• Exercise goal: Determine the number of lines in these entries that hold the word "wordDict". Give the number and nothing more.

※

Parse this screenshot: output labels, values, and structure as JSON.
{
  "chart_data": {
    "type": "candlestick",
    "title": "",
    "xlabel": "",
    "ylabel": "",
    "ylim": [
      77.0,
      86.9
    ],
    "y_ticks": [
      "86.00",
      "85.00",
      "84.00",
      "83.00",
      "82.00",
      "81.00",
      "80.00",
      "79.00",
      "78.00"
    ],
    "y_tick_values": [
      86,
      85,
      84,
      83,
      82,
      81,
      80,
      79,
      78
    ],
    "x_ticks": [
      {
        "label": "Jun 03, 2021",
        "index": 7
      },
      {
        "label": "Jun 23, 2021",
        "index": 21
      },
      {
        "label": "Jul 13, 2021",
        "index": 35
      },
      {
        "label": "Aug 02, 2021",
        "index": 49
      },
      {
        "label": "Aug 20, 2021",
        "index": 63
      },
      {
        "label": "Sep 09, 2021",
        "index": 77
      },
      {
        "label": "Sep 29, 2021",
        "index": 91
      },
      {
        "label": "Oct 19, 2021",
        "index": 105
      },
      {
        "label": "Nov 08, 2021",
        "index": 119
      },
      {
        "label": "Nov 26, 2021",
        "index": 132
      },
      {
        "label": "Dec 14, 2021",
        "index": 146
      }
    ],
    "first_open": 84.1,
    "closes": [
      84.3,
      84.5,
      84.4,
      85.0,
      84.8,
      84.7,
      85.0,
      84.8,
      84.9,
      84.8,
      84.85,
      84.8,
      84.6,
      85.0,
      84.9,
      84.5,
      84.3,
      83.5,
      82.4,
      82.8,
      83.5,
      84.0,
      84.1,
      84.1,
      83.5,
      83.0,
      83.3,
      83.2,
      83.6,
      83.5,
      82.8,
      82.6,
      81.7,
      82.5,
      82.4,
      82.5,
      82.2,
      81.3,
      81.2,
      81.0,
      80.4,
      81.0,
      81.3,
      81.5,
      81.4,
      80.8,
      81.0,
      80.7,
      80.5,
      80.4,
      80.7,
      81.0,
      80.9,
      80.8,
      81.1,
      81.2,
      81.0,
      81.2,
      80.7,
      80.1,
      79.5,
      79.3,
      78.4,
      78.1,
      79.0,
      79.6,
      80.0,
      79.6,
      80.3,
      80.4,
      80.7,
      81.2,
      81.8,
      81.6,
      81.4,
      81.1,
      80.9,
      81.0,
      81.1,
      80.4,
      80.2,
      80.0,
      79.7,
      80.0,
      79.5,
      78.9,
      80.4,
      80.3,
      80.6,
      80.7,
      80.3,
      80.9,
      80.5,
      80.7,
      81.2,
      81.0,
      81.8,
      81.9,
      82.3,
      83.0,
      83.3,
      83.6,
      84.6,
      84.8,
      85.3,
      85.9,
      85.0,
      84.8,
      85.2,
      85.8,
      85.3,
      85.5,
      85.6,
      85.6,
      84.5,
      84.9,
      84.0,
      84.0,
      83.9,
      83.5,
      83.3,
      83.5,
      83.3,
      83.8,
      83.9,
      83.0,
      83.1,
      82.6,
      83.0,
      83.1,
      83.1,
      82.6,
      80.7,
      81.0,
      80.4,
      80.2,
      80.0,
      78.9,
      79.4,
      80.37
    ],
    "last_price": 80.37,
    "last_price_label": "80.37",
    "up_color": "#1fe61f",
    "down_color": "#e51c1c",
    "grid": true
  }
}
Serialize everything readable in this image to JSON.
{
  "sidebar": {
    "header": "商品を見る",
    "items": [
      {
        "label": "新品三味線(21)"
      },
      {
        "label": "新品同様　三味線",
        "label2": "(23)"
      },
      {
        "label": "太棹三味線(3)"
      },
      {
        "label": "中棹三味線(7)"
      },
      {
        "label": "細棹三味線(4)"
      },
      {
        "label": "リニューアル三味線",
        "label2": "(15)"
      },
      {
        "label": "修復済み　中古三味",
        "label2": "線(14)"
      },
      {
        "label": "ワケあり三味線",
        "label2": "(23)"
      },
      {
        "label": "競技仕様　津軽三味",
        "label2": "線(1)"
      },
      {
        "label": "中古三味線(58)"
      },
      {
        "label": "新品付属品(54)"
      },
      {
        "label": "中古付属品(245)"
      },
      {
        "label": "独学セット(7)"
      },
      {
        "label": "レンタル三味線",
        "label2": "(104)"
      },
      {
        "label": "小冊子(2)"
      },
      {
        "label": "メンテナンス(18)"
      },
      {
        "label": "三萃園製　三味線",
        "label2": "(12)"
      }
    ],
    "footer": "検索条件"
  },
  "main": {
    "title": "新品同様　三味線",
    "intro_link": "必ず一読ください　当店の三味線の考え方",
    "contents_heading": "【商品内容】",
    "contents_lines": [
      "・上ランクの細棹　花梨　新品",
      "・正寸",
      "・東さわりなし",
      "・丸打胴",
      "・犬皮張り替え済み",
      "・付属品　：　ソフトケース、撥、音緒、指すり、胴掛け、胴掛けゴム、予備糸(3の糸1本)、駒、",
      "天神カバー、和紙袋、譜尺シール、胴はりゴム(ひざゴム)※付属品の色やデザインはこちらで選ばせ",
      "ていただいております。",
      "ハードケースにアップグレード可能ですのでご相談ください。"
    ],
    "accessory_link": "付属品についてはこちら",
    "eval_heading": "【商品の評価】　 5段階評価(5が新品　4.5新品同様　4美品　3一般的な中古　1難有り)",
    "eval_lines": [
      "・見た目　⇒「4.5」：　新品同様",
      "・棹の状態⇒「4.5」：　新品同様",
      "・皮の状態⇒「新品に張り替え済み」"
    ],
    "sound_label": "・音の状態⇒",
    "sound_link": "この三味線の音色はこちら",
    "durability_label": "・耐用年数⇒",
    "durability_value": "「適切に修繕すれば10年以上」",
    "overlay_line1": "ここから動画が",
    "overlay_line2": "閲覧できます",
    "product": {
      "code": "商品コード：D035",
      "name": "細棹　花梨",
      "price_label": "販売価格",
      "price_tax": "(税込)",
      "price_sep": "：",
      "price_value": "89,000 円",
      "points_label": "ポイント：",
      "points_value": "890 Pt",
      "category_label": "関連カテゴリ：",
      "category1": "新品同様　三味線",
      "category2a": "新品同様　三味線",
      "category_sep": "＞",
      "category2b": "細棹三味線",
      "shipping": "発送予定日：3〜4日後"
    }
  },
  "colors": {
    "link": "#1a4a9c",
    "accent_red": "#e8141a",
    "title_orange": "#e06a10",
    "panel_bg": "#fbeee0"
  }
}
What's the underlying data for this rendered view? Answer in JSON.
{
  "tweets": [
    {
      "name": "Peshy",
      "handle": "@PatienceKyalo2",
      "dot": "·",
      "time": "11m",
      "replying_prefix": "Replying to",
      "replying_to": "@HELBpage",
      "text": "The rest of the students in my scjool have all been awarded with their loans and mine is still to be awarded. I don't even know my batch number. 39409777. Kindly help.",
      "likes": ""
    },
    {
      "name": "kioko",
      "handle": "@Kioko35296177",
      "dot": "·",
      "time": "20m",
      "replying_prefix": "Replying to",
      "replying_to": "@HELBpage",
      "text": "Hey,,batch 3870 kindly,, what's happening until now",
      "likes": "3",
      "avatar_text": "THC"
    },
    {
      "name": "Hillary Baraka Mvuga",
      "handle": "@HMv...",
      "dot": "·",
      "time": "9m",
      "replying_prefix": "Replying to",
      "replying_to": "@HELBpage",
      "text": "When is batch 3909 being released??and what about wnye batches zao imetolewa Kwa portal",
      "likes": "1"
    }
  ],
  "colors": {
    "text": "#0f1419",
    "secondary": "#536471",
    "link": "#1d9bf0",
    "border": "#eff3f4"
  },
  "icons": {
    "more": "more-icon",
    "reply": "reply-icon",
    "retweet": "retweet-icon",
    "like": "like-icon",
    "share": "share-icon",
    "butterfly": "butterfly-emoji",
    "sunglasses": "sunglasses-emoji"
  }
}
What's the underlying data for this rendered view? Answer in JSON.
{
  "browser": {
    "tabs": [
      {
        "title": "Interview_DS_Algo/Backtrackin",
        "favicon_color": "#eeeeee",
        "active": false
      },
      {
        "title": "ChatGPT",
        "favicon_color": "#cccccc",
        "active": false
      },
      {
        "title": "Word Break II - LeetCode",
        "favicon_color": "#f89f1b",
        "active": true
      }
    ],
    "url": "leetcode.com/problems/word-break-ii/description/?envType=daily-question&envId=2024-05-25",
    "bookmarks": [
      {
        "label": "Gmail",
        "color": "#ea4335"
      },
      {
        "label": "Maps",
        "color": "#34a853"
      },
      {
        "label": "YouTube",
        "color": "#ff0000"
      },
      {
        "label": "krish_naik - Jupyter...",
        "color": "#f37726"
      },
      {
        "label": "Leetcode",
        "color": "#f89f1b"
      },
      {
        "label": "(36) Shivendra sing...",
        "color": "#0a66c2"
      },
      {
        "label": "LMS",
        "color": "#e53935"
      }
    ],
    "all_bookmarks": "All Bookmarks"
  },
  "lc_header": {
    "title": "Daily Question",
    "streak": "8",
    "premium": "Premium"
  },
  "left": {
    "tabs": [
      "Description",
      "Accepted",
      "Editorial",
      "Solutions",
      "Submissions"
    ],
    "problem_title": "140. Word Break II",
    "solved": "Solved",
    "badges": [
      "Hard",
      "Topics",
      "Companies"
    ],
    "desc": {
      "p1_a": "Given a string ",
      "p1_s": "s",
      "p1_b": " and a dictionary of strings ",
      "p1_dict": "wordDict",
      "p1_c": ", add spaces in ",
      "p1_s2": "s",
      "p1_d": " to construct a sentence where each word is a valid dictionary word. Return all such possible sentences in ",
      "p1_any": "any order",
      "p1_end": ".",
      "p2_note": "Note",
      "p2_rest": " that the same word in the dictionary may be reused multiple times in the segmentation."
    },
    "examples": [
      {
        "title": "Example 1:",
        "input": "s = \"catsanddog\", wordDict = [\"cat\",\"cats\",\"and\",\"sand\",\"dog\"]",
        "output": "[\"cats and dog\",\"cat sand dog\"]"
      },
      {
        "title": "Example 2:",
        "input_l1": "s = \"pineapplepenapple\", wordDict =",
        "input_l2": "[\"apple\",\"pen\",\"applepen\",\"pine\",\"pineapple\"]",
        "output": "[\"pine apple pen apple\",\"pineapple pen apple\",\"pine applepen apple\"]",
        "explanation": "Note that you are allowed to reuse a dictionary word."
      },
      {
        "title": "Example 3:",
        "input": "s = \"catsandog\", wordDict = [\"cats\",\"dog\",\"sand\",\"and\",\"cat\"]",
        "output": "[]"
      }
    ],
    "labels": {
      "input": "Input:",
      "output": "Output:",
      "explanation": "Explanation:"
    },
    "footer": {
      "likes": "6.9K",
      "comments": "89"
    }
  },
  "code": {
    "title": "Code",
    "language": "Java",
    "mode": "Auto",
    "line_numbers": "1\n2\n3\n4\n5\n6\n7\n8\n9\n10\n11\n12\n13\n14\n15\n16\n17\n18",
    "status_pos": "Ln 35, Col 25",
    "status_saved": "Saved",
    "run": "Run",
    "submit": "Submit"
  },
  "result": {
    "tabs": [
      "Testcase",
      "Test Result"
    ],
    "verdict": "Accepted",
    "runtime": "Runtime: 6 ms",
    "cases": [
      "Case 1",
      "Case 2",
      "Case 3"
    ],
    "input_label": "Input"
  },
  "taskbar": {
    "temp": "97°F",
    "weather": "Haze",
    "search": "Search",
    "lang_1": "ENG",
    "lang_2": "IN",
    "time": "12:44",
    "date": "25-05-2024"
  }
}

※

• Task answer: 4